But our new research shows trolls also pose a real threat to online dating, marring a potentially positive social (and even romantic) experience.
So we considered the possibility that men were perhaps trolling less frequently on these apps, and thus would have lower trolling scores (akin to women). Women’s trolling behaviour increases on Tinder, and becomes similar to men’s trolling behaviour.
Previous studies on trolling behaviours show that men troll more than women in online forums, gaming and even Facebook.
We found that women and men were equally likely to troll others on this dating app.
This was unexpected, as previous research on trolling has consistently found that men troll more than women.
Results of our study show that internet trolls may troll as a dysfunctional impulse, and cost-free dating apps may offer the perfect opportunity to do it.
So in the quest to find love online and to avoid nasty trolls along the way, you may be better off actually paying for the online dating service, as the financial costs of site membership may deter those impulsive trolls.
Unfortunately trolling is a particularly pervasive behaviour online and it seems that there are few places to hide.
Tinder users should be aware of the potential risks, and the benefits this app would offer to the internet troll.

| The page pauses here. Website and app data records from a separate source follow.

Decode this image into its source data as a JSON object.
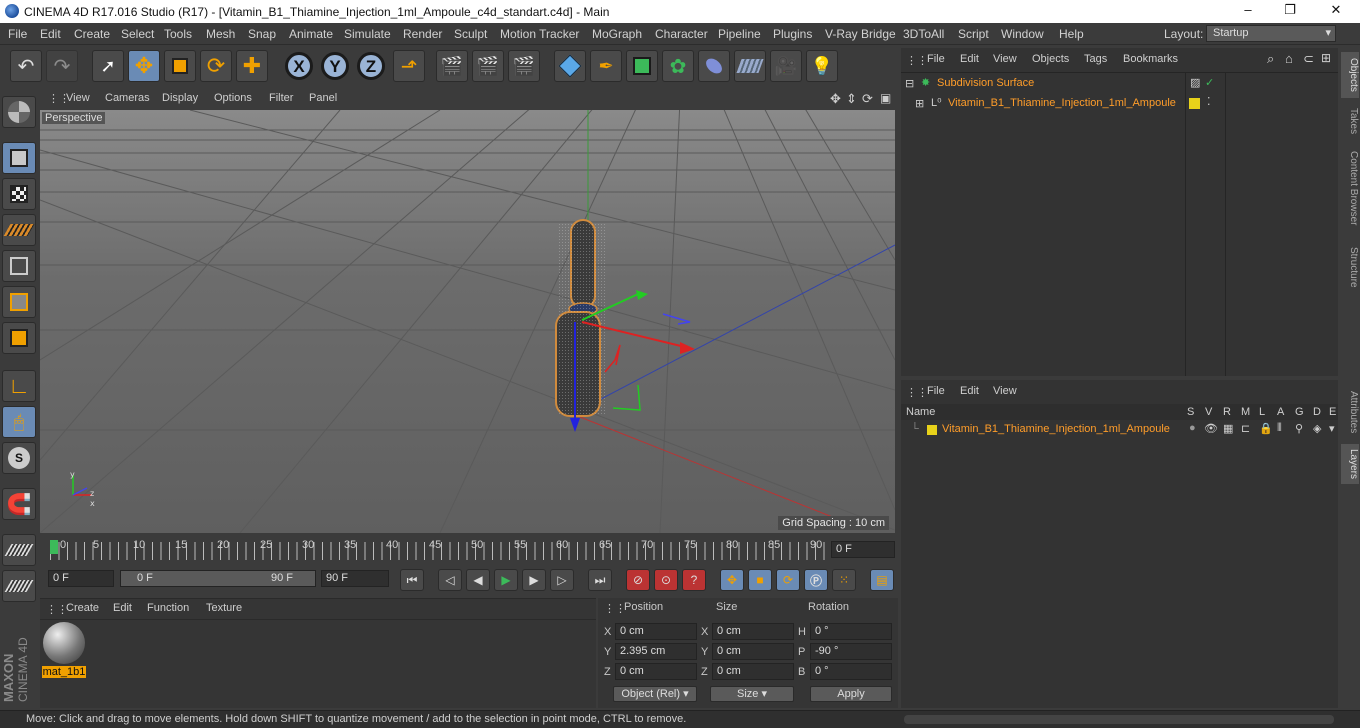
{
  "window": {
    "title": "CINEMA 4D R17.016 Studio (R17) - [Vitamin_B1_Thiamine_Injection_1ml_Ampoule_c4d_standart.c4d] - Main",
    "minimize": "–",
    "maximize": "❐",
    "close": "✕"
  },
  "menu": [
    "File",
    "Edit",
    "Create",
    "Select",
    "Tools",
    "Mesh",
    "Snap",
    "Animate",
    "Simulate",
    "Render",
    "Sculpt",
    "Motion Tracker",
    "MoGraph",
    "Character",
    "Pipeline",
    "Plugins",
    "V-Ray Bridge",
    "3DToAll",
    "Script",
    "Window",
    "Help"
  ],
  "layout": {
    "label": "Layout:",
    "value": "Startup"
  },
  "toolbar": {
    "axis_x": "X",
    "axis_y": "Y",
    "axis_z": "Z"
  },
  "viewport": {
    "menu": [
      "View",
      "Cameras",
      "Display",
      "Options",
      "Filter",
      "Panel"
    ],
    "label": "Perspective",
    "grid_spacing": "Grid Spacing : 10 cm"
  },
  "timeline": {
    "ticks": [
      "0",
      "5",
      "10",
      "15",
      "20",
      "25",
      "30",
      "35",
      "40",
      "45",
      "50",
      "55",
      "60",
      "65",
      "70",
      "75",
      "80",
      "85",
      "90"
    ],
    "frame_field": "0 F"
  },
  "playback": {
    "start": "0 F",
    "range_start": "0 F",
    "range_end": "90 F",
    "end": "90 F"
  },
  "material": {
    "menu": [
      "Create",
      "Edit",
      "Function",
      "Texture"
    ],
    "name": "mat_1b1"
  },
  "coords": {
    "headers": {
      "position": "Position",
      "size": "Size",
      "rotation": "Rotation"
    },
    "rows": [
      {
        "axis": "X",
        "pos": "0 cm",
        "size_axis": "X",
        "size": "0 cm",
        "rot_axis": "H",
        "rot": "0 °"
      },
      {
        "axis": "Y",
        "pos": "2.395 cm",
        "size_axis": "Y",
        "size": "0 cm",
        "rot_axis": "P",
        "rot": "-90 °"
      },
      {
        "axis": "Z",
        "pos": "0 cm",
        "size_axis": "Z",
        "size": "0 cm",
        "rot_axis": "B",
        "rot": "0 °"
      }
    ],
    "mode": "Object (Rel)",
    "size_mode": "Size",
    "apply": "Apply"
  },
  "objects": {
    "menu": [
      "File",
      "Edit",
      "View",
      "Objects",
      "Tags",
      "Bookmarks"
    ],
    "items": [
      {
        "name": "Subdivision Surface"
      },
      {
        "name": "Vitamin_B1_Thiamine_Injection_1ml_Ampoule"
      }
    ]
  },
  "layers": {
    "menu": [
      "File",
      "Edit",
      "View"
    ],
    "name_header": "Name",
    "cols": [
      "S",
      "V",
      "R",
      "M",
      "L",
      "A",
      "G",
      "D",
      "E"
    ],
    "item": "Vitamin_B1_Thiamine_Injection_1ml_Ampoule"
  },
  "right_tabs": [
    "Objects",
    "Takes",
    "Content Browser",
    "Structure",
    "Attributes",
    "Layers"
  ],
  "brand": {
    "maxon": "MAXON",
    "c4d": "CINEMA 4D"
  },
  "status": "Move: Click and drag to move elements. Hold down SHIFT to quantize movement / add to the selection in point mode, CTRL to remove.",
  "colors": {
    "accent": "#6a8bb5",
    "selected_text": "#ff9d2a",
    "layer_color": "#e8d21a"
  }
}
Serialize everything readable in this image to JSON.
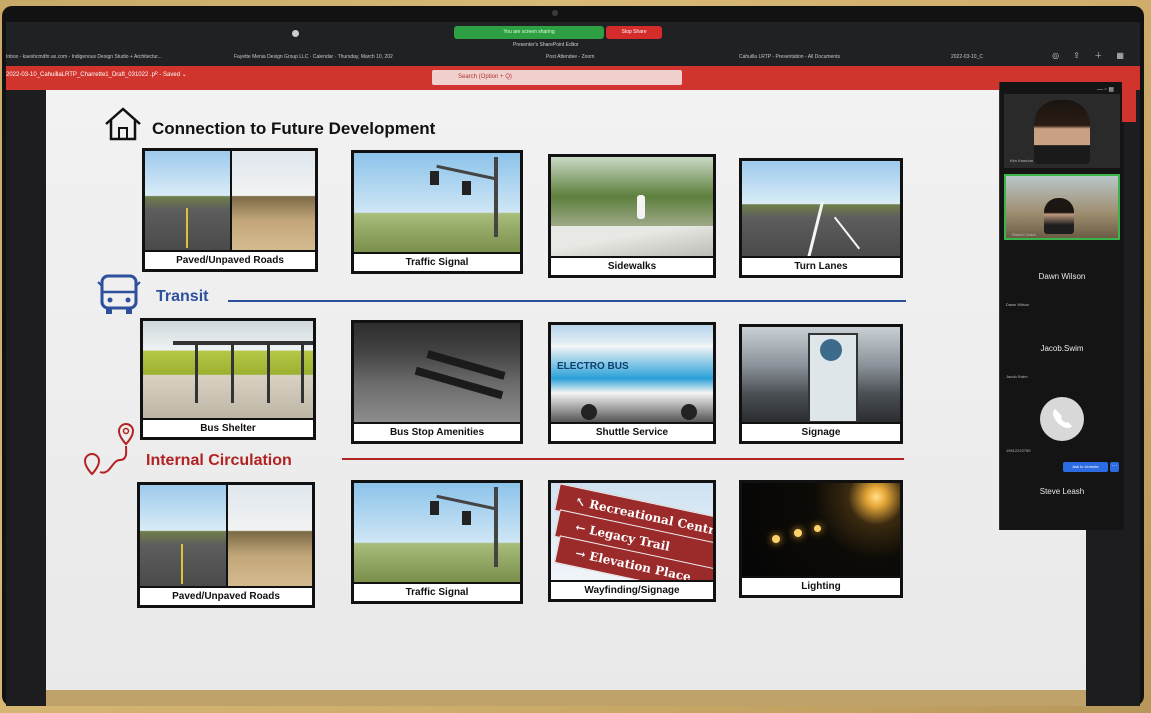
{
  "browser": {
    "sharing_indicator": "You are screen sharing",
    "stop_share_label": "Stop Share",
    "screen_note": "Presenter's SharePoint Editor",
    "tabs": [
      {
        "label": "Inbox - kaeshcmdhr.ax.com - Indigenous Design Studio + Architectur..."
      },
      {
        "label": "Fayette Menia Design Group LLC · Calendar · Thursday, March 10, 202"
      },
      {
        "label": "Post Attendee - Zoom"
      },
      {
        "label": "Cahuilla LRTP - Presentation - All Documents"
      },
      {
        "label": "2022-03-10_C"
      }
    ]
  },
  "app": {
    "doc_title": "2022-03-10_CahuillaLRTP_Charrette1_Draft_031022 .pᴿ - Saved ⌄",
    "search_placeholder": "Search (Option + Q)"
  },
  "slide": {
    "sections": [
      {
        "title": "Connection to Future Development",
        "icon": "house-icon",
        "cards": [
          "Paved/Unpaved Roads",
          "Traffic Signal",
          "Sidewalks",
          "Turn Lanes"
        ]
      },
      {
        "title": "Transit",
        "icon": "bus-icon",
        "color": "#2d4f9e",
        "cards": [
          "Bus Shelter",
          "Bus Stop Amenities",
          "Shuttle Service",
          "Signage"
        ]
      },
      {
        "title": "Internal Circulation",
        "icon": "route-pin-icon",
        "color": "#b22222",
        "cards": [
          "Paved/Unpaved Roads",
          "Traffic Signal",
          "Wayfinding/Signage",
          "Lighting"
        ]
      }
    ],
    "wayfinding_sign": [
      "Recreational Centre",
      "Legacy Trail",
      "Elevation Place"
    ],
    "bus_text": "ELECTRO BUS"
  },
  "zoom": {
    "participants": [
      {
        "name": "Kim Kamuha",
        "type": "video"
      },
      {
        "name": "Rachel Grant",
        "type": "video"
      },
      {
        "name": "Dawn Wilson",
        "type": "name",
        "sub": "Dawn Wilson"
      },
      {
        "name": "Jacob.Swim",
        "type": "name",
        "sub": "Jacob.Swim"
      },
      {
        "name": "Steve Leash",
        "type": "name",
        "sub": "19512222759"
      }
    ],
    "ask_unmute_label": "Ask to Unmute",
    "more_label": "···"
  },
  "colors": {
    "app_red": "#d0342c",
    "transit_blue": "#2d4f9e",
    "circulation_red": "#b22222"
  }
}
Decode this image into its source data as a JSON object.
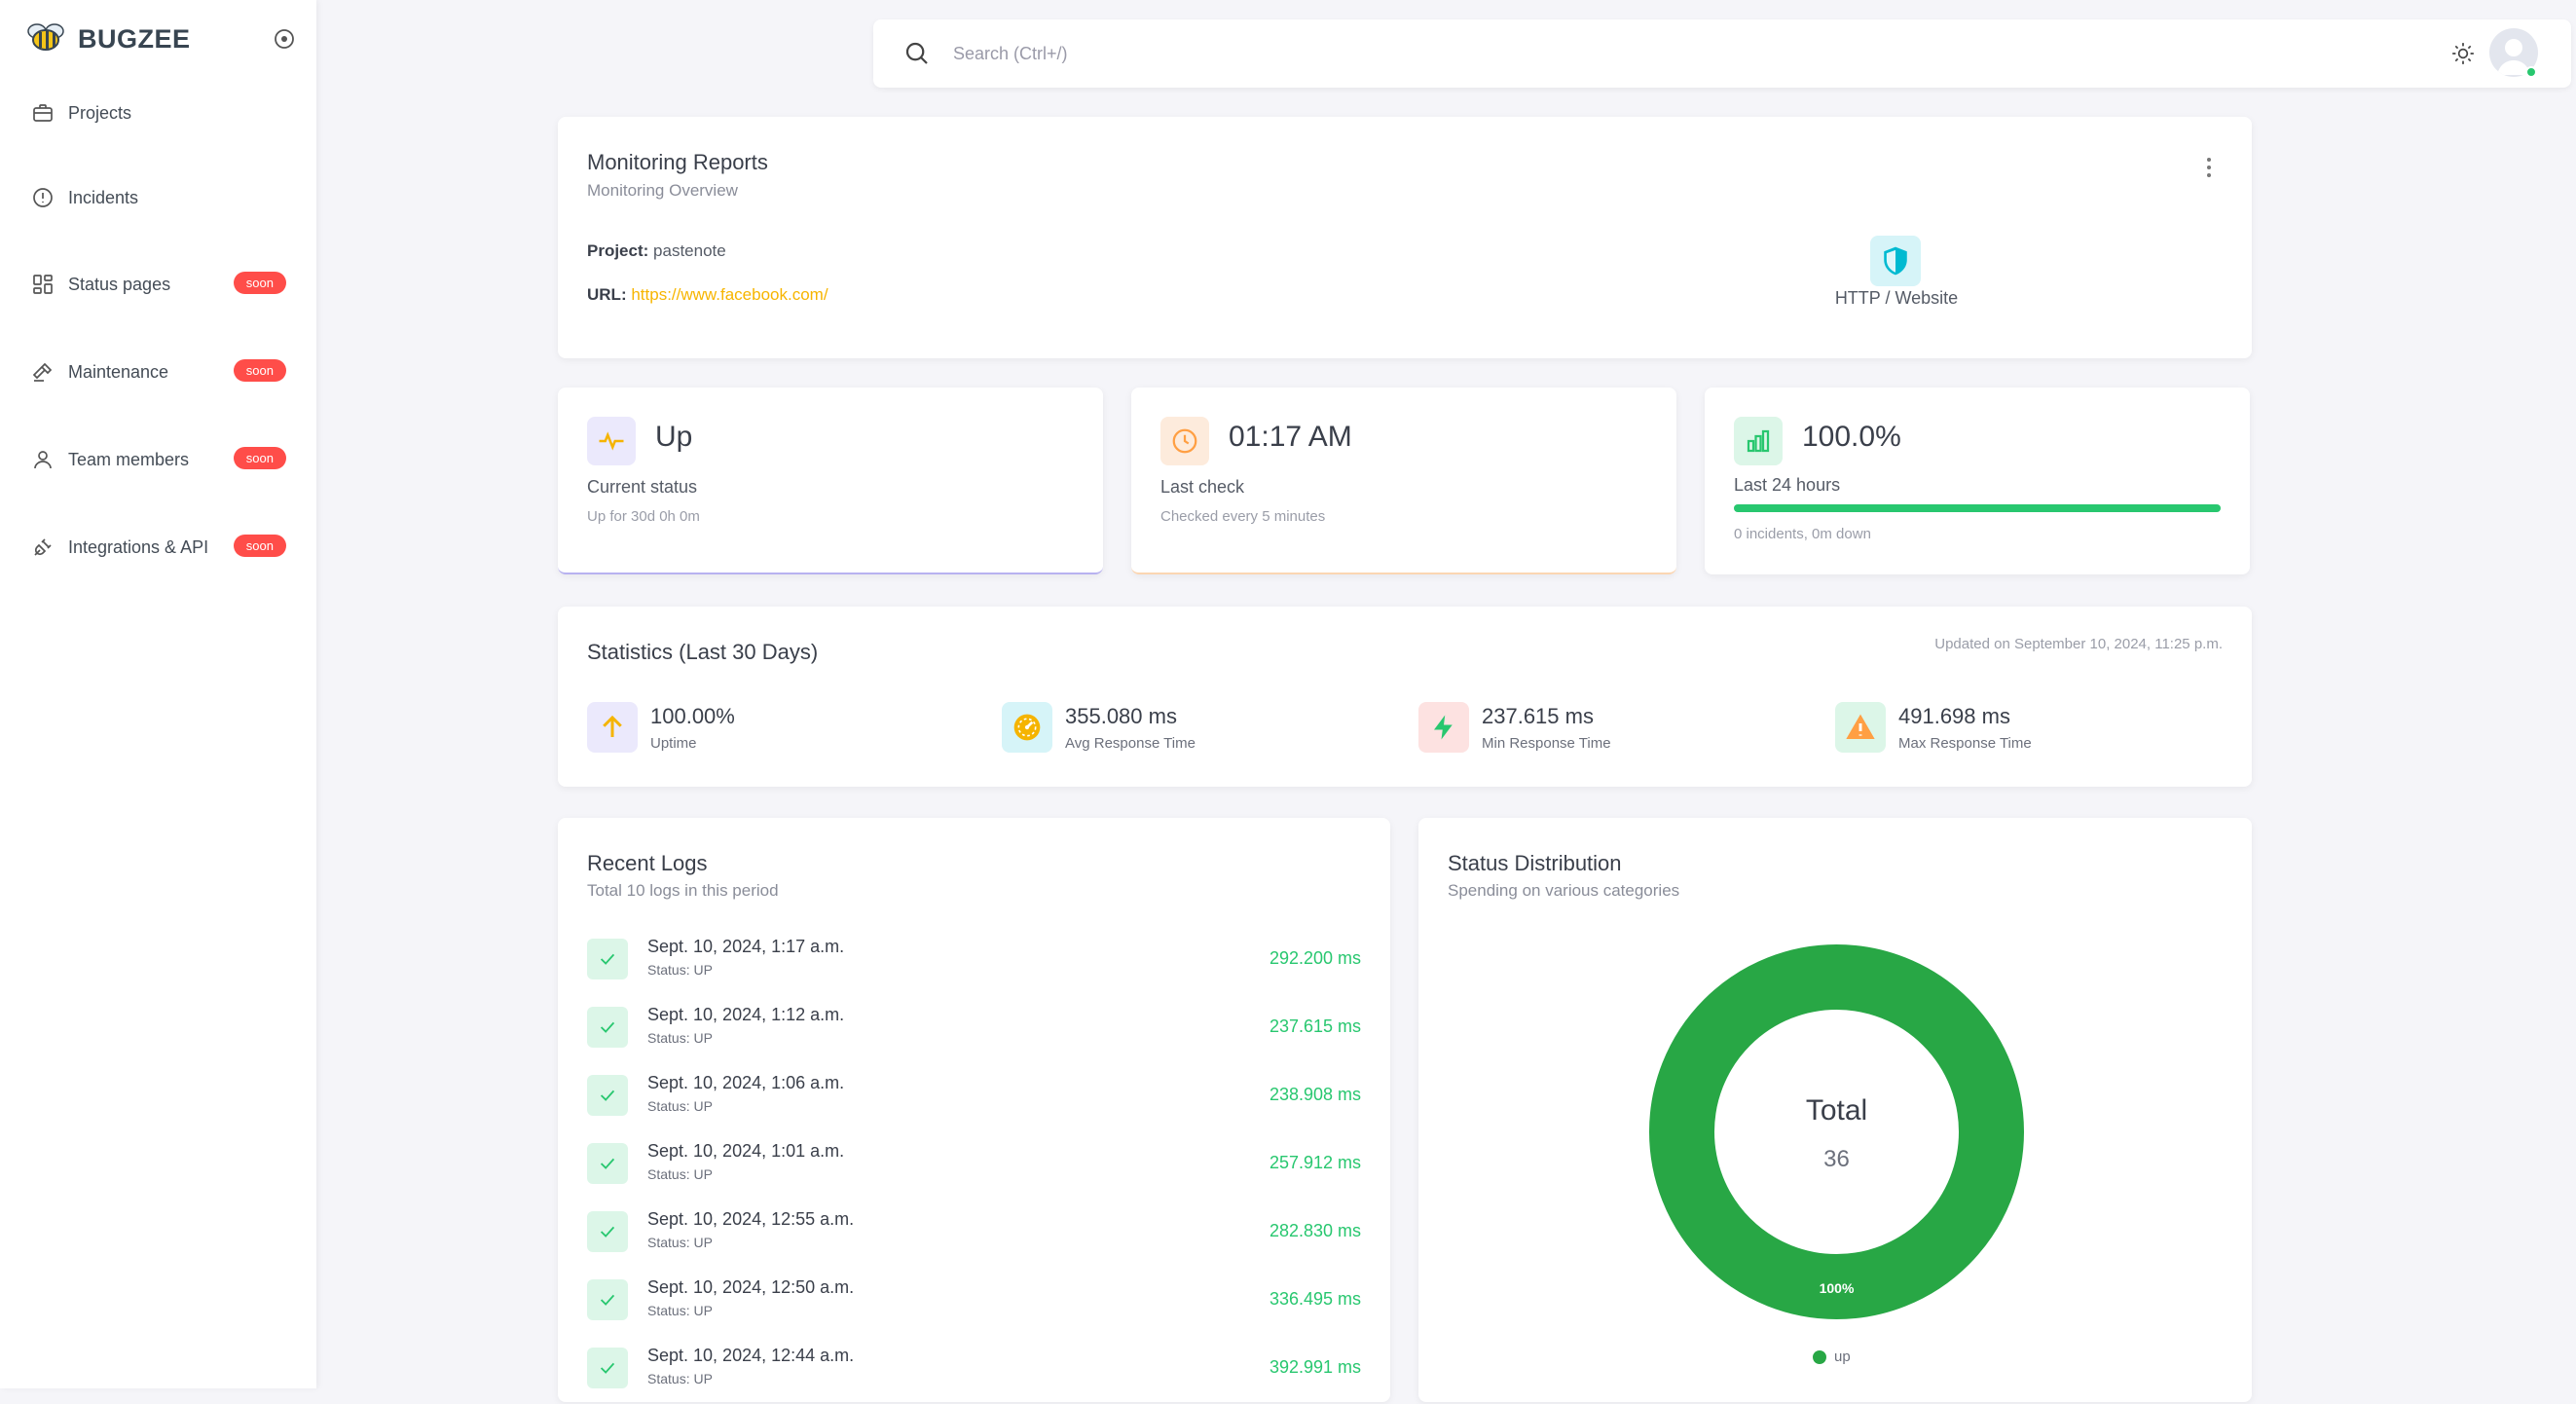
{
  "brand": {
    "name": "BUGZEE"
  },
  "sidebar": {
    "items": [
      {
        "label": "Projects",
        "badge": ""
      },
      {
        "label": "Incidents",
        "badge": ""
      },
      {
        "label": "Status pages",
        "badge": "soon"
      },
      {
        "label": "Maintenance",
        "badge": "soon"
      },
      {
        "label": "Team members",
        "badge": "soon"
      },
      {
        "label": "Integrations & API",
        "badge": "soon"
      }
    ]
  },
  "search": {
    "placeholder": "Search (Ctrl+/)"
  },
  "monitoring": {
    "title": "Monitoring Reports",
    "subtitle": "Monitoring Overview",
    "project_label": "Project:",
    "project_value": "pastenote",
    "url_label": "URL:",
    "url_value": "https://www.facebook.com/",
    "type_label": "HTTP / Website"
  },
  "stats": {
    "status": {
      "value": "Up",
      "label": "Current status",
      "note": "Up for 30d 0h 0m"
    },
    "last_check": {
      "value": "01:17 AM",
      "label": "Last check",
      "note": "Checked every 5 minutes"
    },
    "uptime24": {
      "value": "100.0%",
      "label": "Last 24 hours",
      "note": "0 incidents, 0m down",
      "progress": 1.0
    }
  },
  "statistics": {
    "title": "Statistics (Last 30 Days)",
    "updated": "Updated on September 10, 2024, 11:25 p.m.",
    "metrics": [
      {
        "value": "100.00%",
        "label": "Uptime"
      },
      {
        "value": "355.080 ms",
        "label": "Avg Response Time"
      },
      {
        "value": "237.615 ms",
        "label": "Min Response Time"
      },
      {
        "value": "491.698 ms",
        "label": "Max Response Time"
      }
    ]
  },
  "logs": {
    "title": "Recent Logs",
    "subtitle": "Total 10 logs in this period",
    "items": [
      {
        "date": "Sept. 10, 2024, 1:17 a.m.",
        "status": "Status: UP",
        "ms": "292.200 ms"
      },
      {
        "date": "Sept. 10, 2024, 1:12 a.m.",
        "status": "Status: UP",
        "ms": "237.615 ms"
      },
      {
        "date": "Sept. 10, 2024, 1:06 a.m.",
        "status": "Status: UP",
        "ms": "238.908 ms"
      },
      {
        "date": "Sept. 10, 2024, 1:01 a.m.",
        "status": "Status: UP",
        "ms": "257.912 ms"
      },
      {
        "date": "Sept. 10, 2024, 12:55 a.m.",
        "status": "Status: UP",
        "ms": "282.830 ms"
      },
      {
        "date": "Sept. 10, 2024, 12:50 a.m.",
        "status": "Status: UP",
        "ms": "336.495 ms"
      },
      {
        "date": "Sept. 10, 2024, 12:44 a.m.",
        "status": "Status: UP",
        "ms": "392.991 ms"
      }
    ]
  },
  "distribution": {
    "title": "Status Distribution",
    "subtitle": "Spending on various categories",
    "center_label": "Total",
    "center_value": "36",
    "slice_label": "100%",
    "legend_label": "up",
    "color": "#28a745"
  },
  "chart_data": {
    "type": "pie",
    "categories": [
      "up"
    ],
    "values": [
      100
    ],
    "title": "Status Distribution"
  },
  "colors": {
    "accent": "#28c76f",
    "badge": "#ff4d49",
    "link": "#f7b500"
  }
}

Supporting the previous research, we found that individuals who trolled on Tinder scored significantly higher on dark traits such as psychopathy and sadism.